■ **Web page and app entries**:
--------------------------------------------------

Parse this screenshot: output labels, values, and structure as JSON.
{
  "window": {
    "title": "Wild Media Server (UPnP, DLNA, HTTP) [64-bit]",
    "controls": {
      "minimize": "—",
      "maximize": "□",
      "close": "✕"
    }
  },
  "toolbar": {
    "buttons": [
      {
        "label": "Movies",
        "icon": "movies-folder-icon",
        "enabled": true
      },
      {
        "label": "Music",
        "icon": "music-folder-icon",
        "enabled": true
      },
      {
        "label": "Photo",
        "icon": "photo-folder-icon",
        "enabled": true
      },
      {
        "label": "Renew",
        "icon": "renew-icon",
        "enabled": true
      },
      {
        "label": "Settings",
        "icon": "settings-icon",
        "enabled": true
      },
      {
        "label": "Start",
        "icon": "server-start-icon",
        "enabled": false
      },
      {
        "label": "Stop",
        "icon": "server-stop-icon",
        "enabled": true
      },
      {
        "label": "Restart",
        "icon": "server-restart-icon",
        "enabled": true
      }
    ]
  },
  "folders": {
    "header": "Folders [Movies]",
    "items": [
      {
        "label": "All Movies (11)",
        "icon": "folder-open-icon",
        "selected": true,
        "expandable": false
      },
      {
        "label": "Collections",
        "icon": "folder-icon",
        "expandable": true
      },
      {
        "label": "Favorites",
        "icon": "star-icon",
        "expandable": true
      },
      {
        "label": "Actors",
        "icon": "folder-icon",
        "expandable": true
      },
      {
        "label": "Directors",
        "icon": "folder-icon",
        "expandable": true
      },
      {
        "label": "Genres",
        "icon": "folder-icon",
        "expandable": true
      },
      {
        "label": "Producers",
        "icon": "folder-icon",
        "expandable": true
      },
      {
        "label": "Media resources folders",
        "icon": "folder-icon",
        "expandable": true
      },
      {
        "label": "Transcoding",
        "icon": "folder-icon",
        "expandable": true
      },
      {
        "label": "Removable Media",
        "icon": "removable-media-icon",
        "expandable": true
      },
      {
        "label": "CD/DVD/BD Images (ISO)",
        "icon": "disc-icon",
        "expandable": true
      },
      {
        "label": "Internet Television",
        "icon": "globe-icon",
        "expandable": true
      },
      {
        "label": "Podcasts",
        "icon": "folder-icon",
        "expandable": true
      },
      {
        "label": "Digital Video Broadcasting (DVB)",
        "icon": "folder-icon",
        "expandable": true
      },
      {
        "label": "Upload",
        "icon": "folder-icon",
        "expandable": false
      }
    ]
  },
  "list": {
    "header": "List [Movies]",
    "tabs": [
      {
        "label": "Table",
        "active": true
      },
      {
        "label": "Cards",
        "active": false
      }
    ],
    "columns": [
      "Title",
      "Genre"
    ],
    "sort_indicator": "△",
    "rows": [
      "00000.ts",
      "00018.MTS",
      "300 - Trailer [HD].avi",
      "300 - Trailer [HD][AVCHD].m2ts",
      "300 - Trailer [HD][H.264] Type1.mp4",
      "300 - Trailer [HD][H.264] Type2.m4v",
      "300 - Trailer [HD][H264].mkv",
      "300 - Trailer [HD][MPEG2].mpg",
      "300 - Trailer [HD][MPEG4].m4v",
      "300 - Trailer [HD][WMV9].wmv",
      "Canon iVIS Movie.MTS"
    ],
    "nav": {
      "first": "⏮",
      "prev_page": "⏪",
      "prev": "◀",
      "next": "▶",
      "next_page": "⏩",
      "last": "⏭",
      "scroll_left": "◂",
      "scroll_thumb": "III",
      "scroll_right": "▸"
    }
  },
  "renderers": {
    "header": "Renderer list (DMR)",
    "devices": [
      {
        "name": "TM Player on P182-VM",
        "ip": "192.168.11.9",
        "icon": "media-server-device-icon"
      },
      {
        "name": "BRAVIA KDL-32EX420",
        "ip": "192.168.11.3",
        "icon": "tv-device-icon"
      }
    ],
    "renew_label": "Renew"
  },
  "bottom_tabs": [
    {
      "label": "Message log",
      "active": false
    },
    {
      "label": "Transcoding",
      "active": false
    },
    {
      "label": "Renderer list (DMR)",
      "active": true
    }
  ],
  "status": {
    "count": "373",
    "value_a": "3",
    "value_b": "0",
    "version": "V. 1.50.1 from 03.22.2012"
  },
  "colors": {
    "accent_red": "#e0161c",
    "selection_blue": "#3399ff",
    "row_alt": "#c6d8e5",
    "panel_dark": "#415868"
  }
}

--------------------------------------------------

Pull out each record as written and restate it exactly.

Parse this screenshot: output labels, values, and structure as JSON.
{
  "window": {
    "title": "Wild Media Server (UPnP, DLNA, HTTP) [64-bit]",
    "controls": {
      "minimize": "—",
      "maximize": "□",
      "close": "✕"
    }
  },
  "toolbar": {
    "buttons": [
      {
        "label": "Movies",
        "icon": "movies-folder-icon",
        "enabled": true
      },
      {
        "label": "Music",
        "icon": "music-folder-icon",
        "enabled": true
      },
      {
        "label": "Photo",
        "icon": "photo-folder-icon",
        "enabled": true
      },
      {
        "label": "Renew",
        "icon": "renew-icon",
        "enabled": true
      },
      {
        "label": "Settings",
        "icon": "settings-icon",
        "enabled": true
      },
      {
        "label": "Start",
        "icon": "server-start-icon",
        "enabled": false
      },
      {
        "label": "Stop",
        "icon": "server-stop-icon",
        "enabled": true
      },
      {
        "label": "Restart",
        "icon": "server-restart-icon",
        "enabled": true
      }
    ]
  },
  "folders": {
    "header": "Folders [Movies]",
    "items": [
      {
        "label": "All Movies (11)",
        "icon": "folder-open-icon",
        "selected": true,
        "expandable": false
      },
      {
        "label": "Collections",
        "icon": "folder-icon",
        "expandable": true
      },
      {
        "label": "Favorites",
        "icon": "star-icon",
        "expandable": true
      },
      {
        "label": "Actors",
        "icon": "folder-icon",
        "expandable": true
      },
      {
        "label": "Directors",
        "icon": "folder-icon",
        "expandable": true
      },
      {
        "label": "Genres",
        "icon": "folder-icon",
        "expandable": true
      },
      {
        "label": "Producers",
        "icon": "folder-icon",
        "expandable": true
      },
      {
        "label": "Media resources folders",
        "icon": "folder-icon",
        "expandable": true
      },
      {
        "label": "Transcoding",
        "icon": "folder-icon",
        "expandable": true
      },
      {
        "label": "Removable Media",
        "icon": "removable-media-icon",
        "expandable": true
      },
      {
        "label": "CD/DVD/BD Images (ISO)",
        "icon": "disc-icon",
        "expandable": true
      },
      {
        "label": "Internet Television",
        "icon": "globe-icon",
        "expandable": true
      },
      {
        "label": "Podcasts",
        "icon": "folder-icon",
        "expandable": true
      },
      {
        "label": "Digital Video Broadcasting (DVB)",
        "icon": "folder-icon",
        "expandable": true
      },
      {
        "label": "Upload",
        "icon": "folder-icon",
        "expandable": false
      }
    ]
  },
  "list": {
    "header": "List [Movies]",
    "tabs": [
      {
        "label": "Table",
        "active": true
      },
      {
        "label": "Cards",
        "active": false
      }
    ],
    "columns": [
      "Title",
      "Genre"
    ],
    "sort_indicator": "△",
    "rows": [
      "00000.ts",
      "00018.MTS",
      "300 - Trailer [HD].avi",
      "300 - Trailer [HD][AVCHD].m2ts",
      "300 - Trailer [HD][H.264] Type1.mp4",
      "300 - Trailer [HD][H.264] Type2.m4v",
      "300 - Trailer [HD][H264].mkv",
      "300 - Trailer [HD][MPEG2].mpg",
      "300 - Trailer [HD][MPEG4].m4v",
      "300 - Trailer [HD][WMV9].wmv",
      "Canon iVIS Movie.MTS"
    ],
    "nav": {
      "first": "⏮",
      "prev_page": "⏪",
      "prev": "◀",
      "next": "▶",
      "next_page": "⏩",
      "last": "⏭",
      "scroll_left": "◂",
      "scroll_thumb": "III",
      "scroll_right": "▸"
    }
  },
  "renderers": {
    "header": "Renderer list (DMR)",
    "devices": [
      {
        "name": "TM Player on P182-VM",
        "ip": "192.168.11.9",
        "icon": "media-server-device-icon"
      },
      {
        "name": "BRAVIA KDL-32EX420",
        "ip": "192.168.11.3",
        "icon": "tv-device-icon"
      }
    ],
    "renew_label": "Renew"
  },
  "bottom_tabs": [
    {
      "label": "Message log",
      "active": false
    },
    {
      "label": "Transcoding",
      "active": false
    },
    {
      "label": "Renderer list (DMR)",
      "active": true
    }
  ],
  "status": {
    "count": "373",
    "value_a": "3",
    "value_b": "0",
    "version": "V. 1.50.1 from 03.22.2012"
  },
  "colors": {
    "accent_red": "#e0161c",
    "selection_blue": "#3399ff",
    "row_alt": "#c6d8e5",
    "panel_dark": "#415868"
  }
}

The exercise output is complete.